“I think we are shifting how we think about news on Facebook. We used to think about it as optimizing for engagement, but now we’re optimizing for quality. So a lot of the journalism that might have been successful in the past because it got a lot of engagement — viral videos and sensationalist kind of content that everybody wanted to click on — isn’t going to do very well given what we’re optimizing for now. Now there were plenty of people who were doing good journalism regardless of what Facebook was optimized for. And I don’t think that’s changed. I just think they’re going to be much happier with how they do on the platform. And it does mean that if you are in the business of doing a lot of sensationalism and clickbait and you had a really successful business on Facebook, you are going to be impacted in a negative way by these changes.”

I think a lot of media companies feel as though Facebook often pulls a bait-and-switch tactic on them, where they are promised certain things and then the algorithm changes and all bets are off.

“I think that’s true. And some of that has to do with the different cultures of a technology company and a media company. For technology companies, the culture is to experiment and change and to modify and to iterate and to be in a constant state of change. Whereas if you’re building a media business, you’re looking for stability and consistency. And so those two dynamics aren’t always gonna mesh very well. I think what we can do to make things better is transparency and communication about what’s coming — like we may go to a publisher and say we want to test this new product, but what we also have to say is that it might not work and if it doesn’t work we’re going to change it. So don’t come test with us if you’re not ready for that ride.”

Ranking news sources on trust is a difficult problem, since a lot of people disagree on who they trust and who they don’t. Lots of people trust Breitbart News, for example.

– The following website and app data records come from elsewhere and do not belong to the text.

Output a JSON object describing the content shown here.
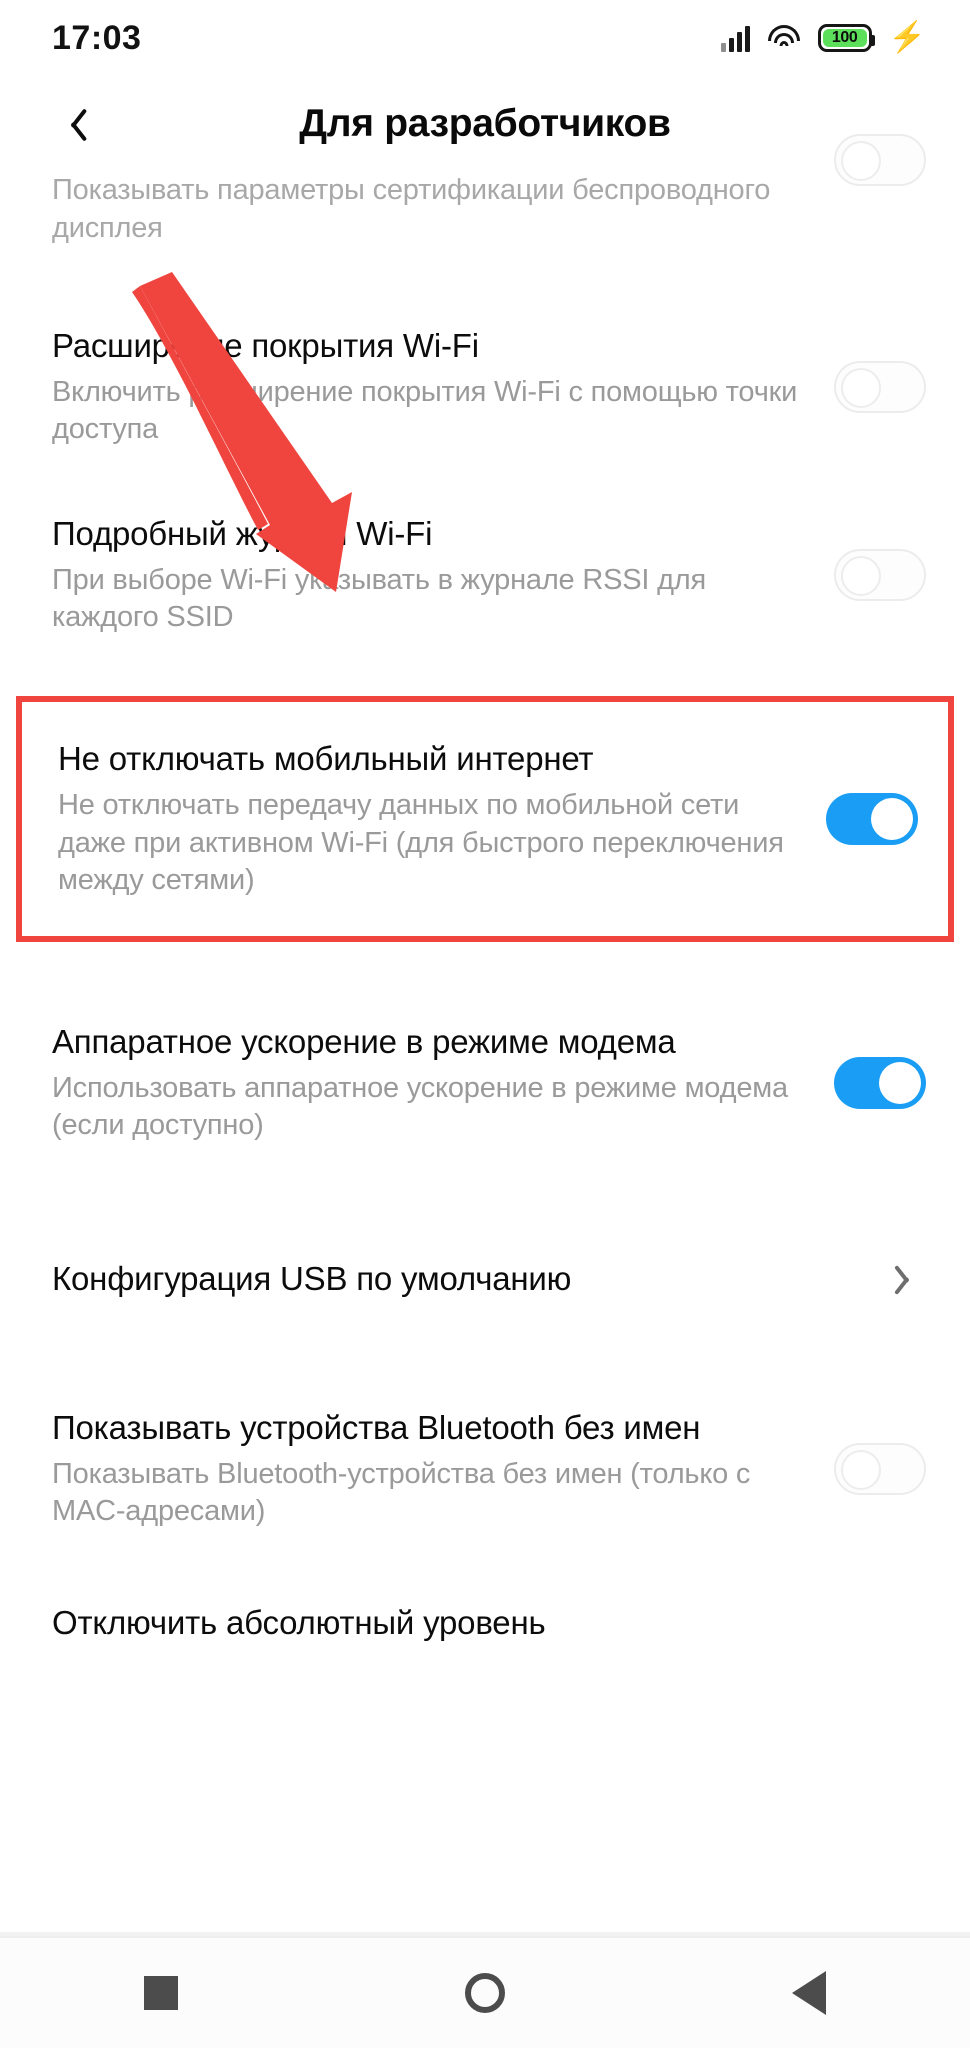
{
  "status_bar": {
    "time": "17:03",
    "battery_level": "100",
    "icons": [
      "signal-icon",
      "wifi-icon",
      "battery-icon",
      "charging-bolt-icon"
    ],
    "battery_color": "#5ce05c"
  },
  "app_bar": {
    "back_label": "‹",
    "title": "Для разработчиков"
  },
  "settings": [
    {
      "title": "",
      "subtitle": "Показывать параметры сертификации беспроводного дисплея",
      "control": "toggle",
      "state": "off",
      "clipped": true
    },
    {
      "title": "Расширение покрытия Wi-Fi",
      "subtitle": "Включить расширение покрытия Wi-Fi с помощью точки доступа",
      "control": "toggle",
      "state": "off",
      "clipped": false
    },
    {
      "title": "Подробный журнал Wi-Fi",
      "subtitle": "При выборе Wi-Fi указывать в журнале RSSI для каждого SSID",
      "control": "toggle",
      "state": "off",
      "clipped": false
    },
    {
      "title": "Не отключать мобильный интернет",
      "subtitle": "Не отключать передачу данных по мобильной сети даже при активном Wi-Fi (для быстрого переключения между сетями)",
      "control": "toggle",
      "state": "on",
      "highlighted": true,
      "clipped": false
    },
    {
      "title": "Аппаратное ускорение в режиме модема",
      "subtitle": "Использовать аппаратное ускорение в режиме модема (если доступно)",
      "control": "toggle",
      "state": "on",
      "clipped": false
    },
    {
      "title": "Конфигурация USB по умолчанию",
      "subtitle": "",
      "control": "chevron",
      "state": "",
      "clipped": false
    },
    {
      "title": "Показывать устройства Bluetooth без имен",
      "subtitle": "Показывать Bluetooth-устройства без имен (только с MAC-адресами)",
      "control": "toggle",
      "state": "off",
      "clipped": false
    },
    {
      "title": "Отключить абсолютный уровень",
      "subtitle": "",
      "control": "none",
      "state": "",
      "clipped": false
    }
  ],
  "annotation": {
    "arrow_color": "#f0453f",
    "highlight_color": "#f0453f"
  },
  "nav_bar": {
    "items": [
      "recents-square-icon",
      "home-circle-icon",
      "back-triangle-icon"
    ],
    "color": "#4c4c4c"
  },
  "colors": {
    "accent_on": "#1a9ef5",
    "title_text": "#0c0c0c",
    "subtitle_text": "#9a9a9a",
    "background": "#ffffff"
  }
}
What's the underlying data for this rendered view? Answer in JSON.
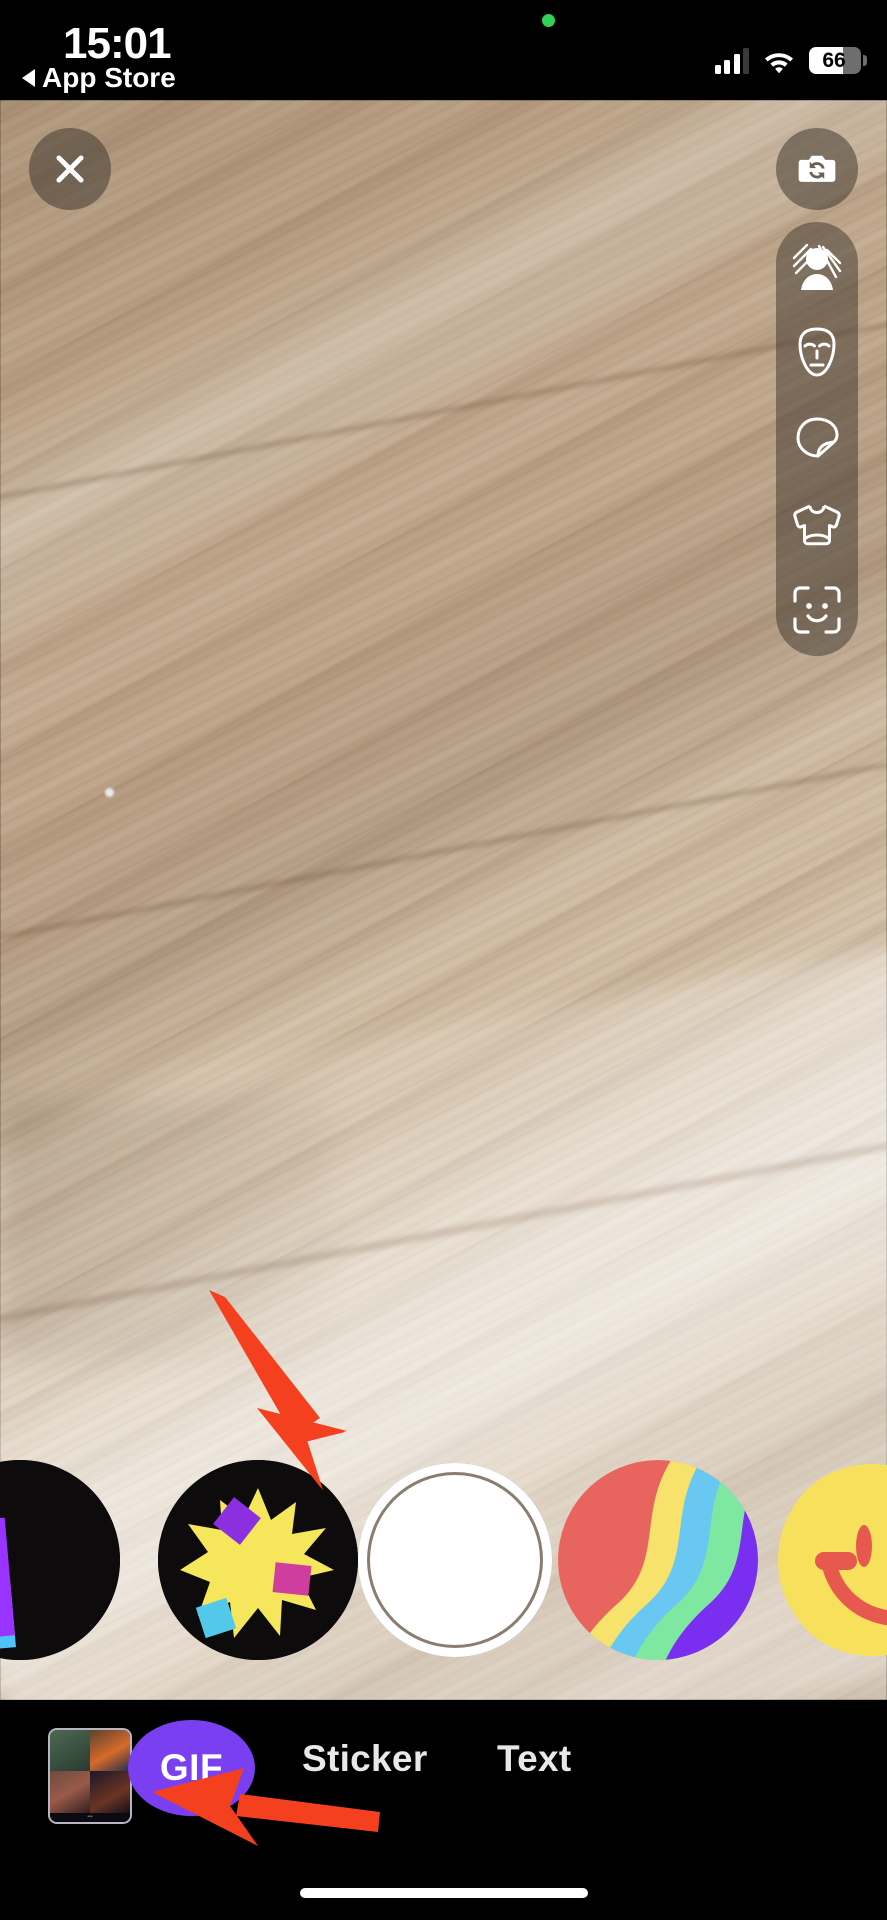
{
  "status_bar": {
    "time": "15:01",
    "back_label": "App Store",
    "back_icon": "triangle-left-icon",
    "recording_dot_icon": "green-recording-dot-icon",
    "recording_dot_color": "#30d158",
    "cellular_icon": "cellular-signal-icon",
    "cellular_bars_filled": 3,
    "cellular_bars_total": 4,
    "wifi_icon": "wifi-icon",
    "battery_icon": "battery-icon",
    "battery_percent": "66",
    "battery_level": 66
  },
  "viewfinder": {
    "scene_description": "wood floor",
    "close_button": {
      "icon": "close-x-icon",
      "label": "Close"
    },
    "flip_camera_button": {
      "icon": "camera-flip-icon",
      "label": "Flip camera"
    },
    "effects_rail": [
      {
        "icon": "portrait-effect-icon",
        "label": "Portrait"
      },
      {
        "icon": "face-mask-icon",
        "label": "Masks"
      },
      {
        "icon": "sticker-leaf-icon",
        "label": "Effects"
      },
      {
        "icon": "tshirt-icon",
        "label": "Backdrops"
      },
      {
        "icon": "face-scan-smile-icon",
        "label": "Memoji"
      }
    ]
  },
  "annotations": {
    "color": "#F4401F",
    "arrows": [
      {
        "name": "arrow-to-shutter",
        "points_to": "shutter-button",
        "direction": "down-right"
      },
      {
        "name": "arrow-to-gif",
        "points_to": "gif-tab",
        "direction": "left"
      }
    ]
  },
  "carousel": {
    "name": "effect-filter-carousel",
    "items": [
      {
        "id": "purple-card-filter",
        "label": "Purple card effect",
        "bg": "#0d0b0c",
        "colors": [
          "#9933ff",
          "#e8478f",
          "#4fc3f7"
        ]
      },
      {
        "id": "comic-burst-filter",
        "label": "Comic burst effect",
        "bg": "#0d0b0c",
        "colors": [
          "#f5e65c",
          "#8b2fe0",
          "#cf3d9e",
          "#52c9ea"
        ]
      },
      {
        "id": "shutter-button",
        "label": "Capture",
        "bg": "#ffffff",
        "colors": []
      },
      {
        "id": "rainbow-swirl-filter",
        "label": "Rainbow swirl effect",
        "bg": "transparent",
        "colors": [
          "#e7655e",
          "#f7e26b",
          "#68c8f2",
          "#7fe8a0",
          "#7a2ff0"
        ]
      },
      {
        "id": "smiley-filter",
        "label": "Smiley effect",
        "bg": "transparent",
        "colors": [
          "#f7e15c",
          "#e7594f",
          "#4a53d8"
        ]
      }
    ],
    "selected_index": 2
  },
  "tab_bar": {
    "media_thumbnail": {
      "name": "media-thumbnail",
      "label": "Recent media"
    },
    "tabs": [
      {
        "id": "gif",
        "label": "GIF",
        "active": true,
        "accent": "#7b3ff2"
      },
      {
        "id": "sticker",
        "label": "Sticker",
        "active": false
      },
      {
        "id": "text",
        "label": "Text",
        "active": false
      }
    ]
  },
  "home_indicator": {
    "name": "home-indicator"
  }
}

“I think that is what makes this so hard, that we’re trying to find ways to define quality. We’re trying to find ways that are fair that can account for the different kinds of journalism out there. It’s really hard to get this right. One of the measures we’re using is to look at broadly trusted news organizations, but if you try to define widely trusted you end up with mostly big brand-name publishers versus someone small like Axios, more niche publishers who aren’t going to have the same brand recognition. So what are the quality measures you look at to ensure that we capture those publishers? And how do you get people to agree on quality measures? This is really tricky, and it’s one of the things we’re going to be devoting a lot of time to in the coming months because I don’t think that we can unilaterally make these decisions and get it right.”

It seems inevitable that Facebook is going to be accused of rigging the game or choosing the sources that it likes for whatever reason.

It’s not going to be perfect. I’m not going to lie, we don’t have all the answers yet. We’re going to do this in conjunction with publishers, we’re going to do it in partnership with academia. I want to have a broad cross-section of people in the ecosystem and engaged in conversation. I’d love to work with the other platforms on this. But even then even, let’s say we get the most broad selection of people across the ecosystem to agree on 10 to 15 quality signals that we all agree  the platforms should use to boost quality content. We’re still going to be picking winners and of not getting it right, it’s inevitable. But the alternative is not one that I think any of us can live with. We do have have to agree on a shared set of facts. And we have to do the  best we can to ensure that the information that is getting a boost is factual. I don’t have the answers yet for how we do it, which is why we’re taking baby steps in this direction, because it’s going to be really really difficult.”